In the spirit of Women’s History Month, a day of activism in protest of human trafficking took place Tuesday — though perhaps not in the conventional sense.
From noon until 2:00 p.m., groups of girls could be seen sitting on mattresses along Pedestrian Walkway, holding signs displaying statistics about sex trafficking in the U.S. and wearing torn clothing.
While also intended to spread awareness of continued sexual exploitation within the U.S., the demonstration primarily served as publication for their event in the UC Auditorium on Tuesday night, entitled “America’s Dirty Little Secret,” which gives the story of keynote speaker and human trafficking survivor Theresa Flores.
Demonstration participant Ariel Hughes, a junior in political science, acknowledged that her time on Pedestrian wasn’t easy, but that the mattresses were more effective than traditional forms of advertising.
“I enjoyed it, but it was kind of difficult when people would pass by and they would stare at me,” Hughes said. “But I know that feeling is so miniscule compared to what people who are trafficked feel like. I hope people noticed and they show up.”
Flores, a noted author and victim advocate, spoke of her experiences in the suburbs of Detroit. At fifteen years old, she was drugged, raped and blackmailed into participating in a ring of criminal activity and commercial sex, only escaping after two years of coercion. As she put it, sex trafficking “is an epidemic that is not being shown on the nightly news.”
Now, as a happily married social worker with two daughters, Flores has healed through finding a purpose for her story. Through sharing her experiences with the public, Flores hopes to garner not awareness of modern-day slavery, but also harsher punishments for perpetrators and support for her growing social movement.
“The laws need to change locally,” Flores said. “They need to be going after the demand. And we need to be educating from middle school up on how to view women.”
Her formal campaign, S.O.A.P. (Save Our Adolescents from Prostitution) Outreach, attempts to address prostitution by providing education and aid for motel owners in “high risk” areas, clientele and victims alike.
The means by which Flores achieves this goal explains the unique name of the campaign.
“We label small bars of hotel soap with the National Human Trafficking hotline,” Flores said. “Groups give them to motels, and that is how we reach these places.”
The Women’s Coordinating Council, one of the seven Central Programs Committees on campus, sponsored the keynote lecture Tuesday night. After the event, council chairperson Katherine Henry explained the need to draw attention to this subject.
“I was talking to people about it and they were like, ‘oh that doesn’t really happen in Tennessee, it happens overseas, like in the movie 'Taken,'” Henry said. “When really it’s happening obviously next door. So I think it was really important to bring it because it’s a local issue it’s a national and I don’t think people realize that.”

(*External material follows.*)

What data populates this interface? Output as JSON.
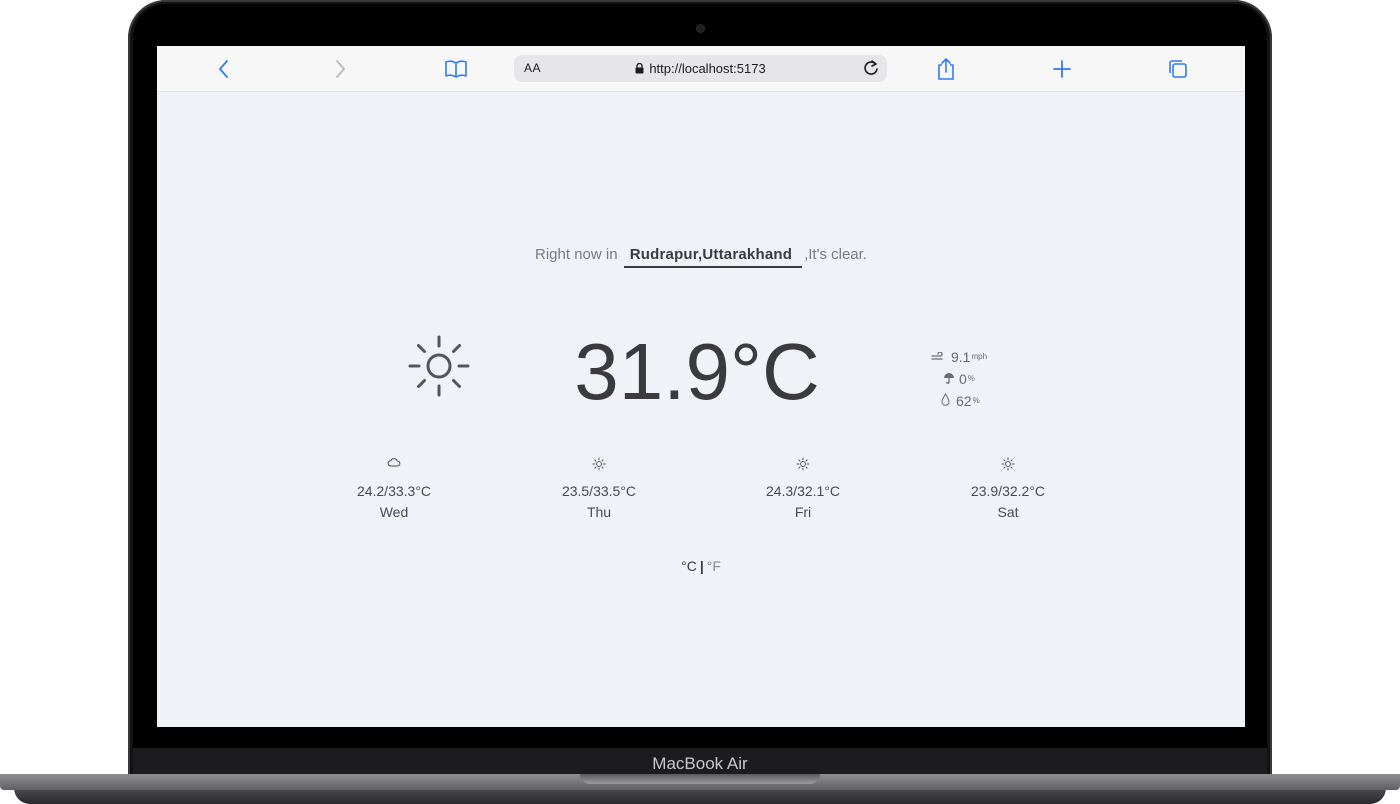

Further information on Theresa Flores’ books, organization and testimony can be found at http://www.traffickfree.com. The Women’s Coordinating Council can also be liked on Facebook and followed on Twitter at @_WCC_. Future programming is also posted through their Student Activities website, at http://activities.utk.edu/cpc/wcc/.